The thrill and challenge of staying together through thick and thin is intense: Anton Tanumihardja, an Indonesian national, could be deported at any minute. He’s requested political asylum in the U.S. since overstaying his Visa in 2002 based on fear of persecution as a result of being gay, Catholic and ethnically Chinese, a triple minority in Indonesia.
Philly police officers come in all shapes and sizes—and sexual orientations, too. Might seem surprising at first given what’s considered a macho culture on the force, but one openly gay cop says don’t believe the stereotypical hype. PW caught up with Officer Lee Marrero at end of his midnight-to-8 a.m. shift in the dilapidated 22nd District just west of Temple.
“It’s hard to live ‘gay pride’ when you know you have been shamefully hiding your gayness for so many years,” says 40-something-year old Kevin as he heads down Third Street in Old City on a recent hot, muggy day. Kevin is the creator of the M5 Group, a club for closeted gay men in marriages with women looking to meet other gay married men.
Brian Sims isn’t running for office, but the 32-year-old lawyer is making politics his business, hoping to give a fresh look to LGBT rights by breaking down stereotypes and false perceptions that too often stymie the movement. Sims, a self-professed “professional gay,” who gets paid to tell his coming-out story at colleges around the country, says he isn’t trying to redefine what being gay means, but contends homosexuality is “an everybody thing.”

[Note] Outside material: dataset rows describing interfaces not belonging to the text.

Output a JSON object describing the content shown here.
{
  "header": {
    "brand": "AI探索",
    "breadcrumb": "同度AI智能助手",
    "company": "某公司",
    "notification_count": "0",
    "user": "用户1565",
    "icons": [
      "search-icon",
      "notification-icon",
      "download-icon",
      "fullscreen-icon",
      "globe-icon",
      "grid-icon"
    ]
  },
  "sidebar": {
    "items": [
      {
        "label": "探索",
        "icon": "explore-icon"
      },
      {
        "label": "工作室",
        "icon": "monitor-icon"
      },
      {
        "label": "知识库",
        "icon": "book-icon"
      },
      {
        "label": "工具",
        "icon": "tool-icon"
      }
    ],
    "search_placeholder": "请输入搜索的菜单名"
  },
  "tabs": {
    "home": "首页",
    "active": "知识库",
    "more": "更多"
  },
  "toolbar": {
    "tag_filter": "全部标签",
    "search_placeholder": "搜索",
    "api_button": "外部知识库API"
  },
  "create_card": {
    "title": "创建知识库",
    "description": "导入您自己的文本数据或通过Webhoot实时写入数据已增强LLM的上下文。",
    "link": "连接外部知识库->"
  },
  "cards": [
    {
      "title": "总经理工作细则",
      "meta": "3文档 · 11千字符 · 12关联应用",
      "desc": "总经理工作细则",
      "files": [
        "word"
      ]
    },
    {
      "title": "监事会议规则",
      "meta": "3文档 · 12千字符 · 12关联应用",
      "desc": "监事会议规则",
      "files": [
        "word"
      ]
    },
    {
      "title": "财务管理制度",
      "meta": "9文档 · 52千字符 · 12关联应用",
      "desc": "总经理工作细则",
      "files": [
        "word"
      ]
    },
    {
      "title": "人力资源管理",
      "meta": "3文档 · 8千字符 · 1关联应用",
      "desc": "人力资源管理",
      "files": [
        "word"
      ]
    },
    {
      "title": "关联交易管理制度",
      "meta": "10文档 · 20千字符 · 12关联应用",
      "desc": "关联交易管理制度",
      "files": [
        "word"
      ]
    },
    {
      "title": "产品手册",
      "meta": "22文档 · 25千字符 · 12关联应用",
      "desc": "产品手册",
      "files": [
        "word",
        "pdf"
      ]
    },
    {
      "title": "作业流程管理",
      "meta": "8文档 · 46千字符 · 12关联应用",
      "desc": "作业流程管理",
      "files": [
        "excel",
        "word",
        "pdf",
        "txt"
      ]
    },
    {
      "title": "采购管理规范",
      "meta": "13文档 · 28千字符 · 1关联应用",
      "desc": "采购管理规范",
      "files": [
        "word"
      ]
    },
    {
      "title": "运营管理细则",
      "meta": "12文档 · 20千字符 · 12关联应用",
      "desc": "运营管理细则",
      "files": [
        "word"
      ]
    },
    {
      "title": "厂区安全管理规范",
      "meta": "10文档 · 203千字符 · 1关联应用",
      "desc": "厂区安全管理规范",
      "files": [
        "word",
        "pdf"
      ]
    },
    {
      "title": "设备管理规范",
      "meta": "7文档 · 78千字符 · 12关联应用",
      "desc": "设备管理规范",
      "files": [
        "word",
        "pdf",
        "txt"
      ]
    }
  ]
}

Those who’ve been following along probably already know: Local comedian and marijuana legalization activist N.A. Poe is running on the Libertarian Party ticket for the May 20 special election resulting from former Councilman-at-Large Bill Green vacating his seat to join the School Reform Commission. After a weird week in the news, which included some online tussles [...]
Have you heard? Today is Wawa’s 50th Birthday! And to honor the hoagie and drink factory that’s saved us from all sort of bouts (mostly with hunger), I’ve written a solemn letter to you, Wawa, because let’s be real: You’re worth it. First, you’re one of the few places in the city where we can (thanks [...]